Species Xestobium rufovillosum
Photomicrograph of the mouth of a death-watch beetle
The name ‘death-watch beetle’ comes from the tapping sound, which can be heard in warm weather between March and June, made by beetles banging their heads against the walls of the tunnels to attract mates. This insect is often found in churches hence the association with death reflected in its name.
In nature, the eggs are usually laid on dead branches of various deciduous trees. In buildings, eggs are confined to old timbers, almost always oak. Damage to old timber can be very severe and result in total failure of load bearing beams.
Larvae can only survive in timber that is damp enough for fungi to flourish. The fungi produces enzymes that help to break down the wood into digestible constituents, such as lignin and cellulose, to various sugars, which then can be absorbed as food.
Books stored on woodworm-infested wooden shelves can have eggs laid on them resulting in a complete life cycle being passed within the book.

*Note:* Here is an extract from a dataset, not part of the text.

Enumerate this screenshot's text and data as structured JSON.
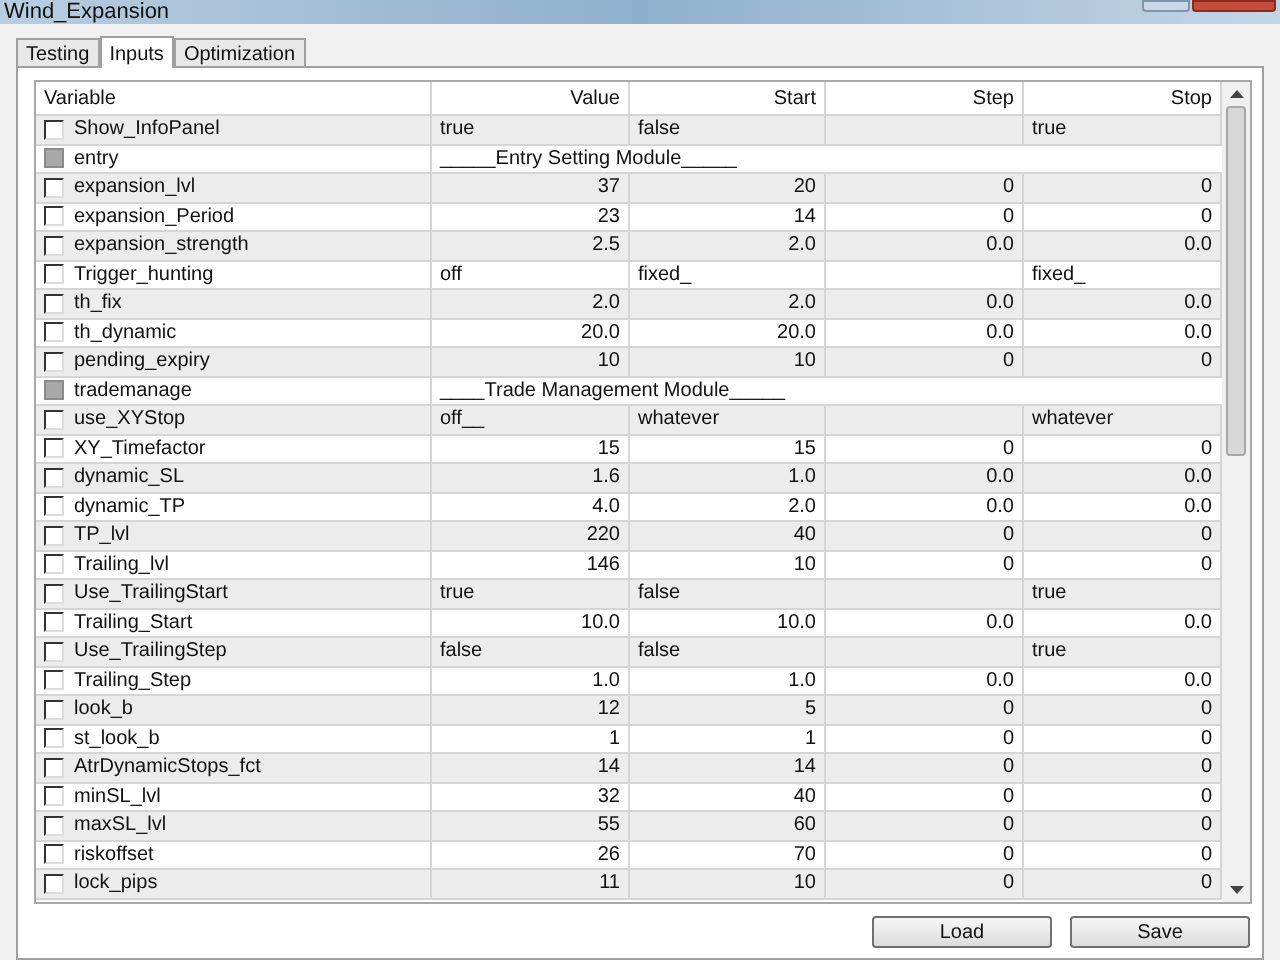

The frass that is produced by the larvae boring and eating their way through the wood is in the form of bun-shaped pellets and is very distinctive to this species which aids its identification.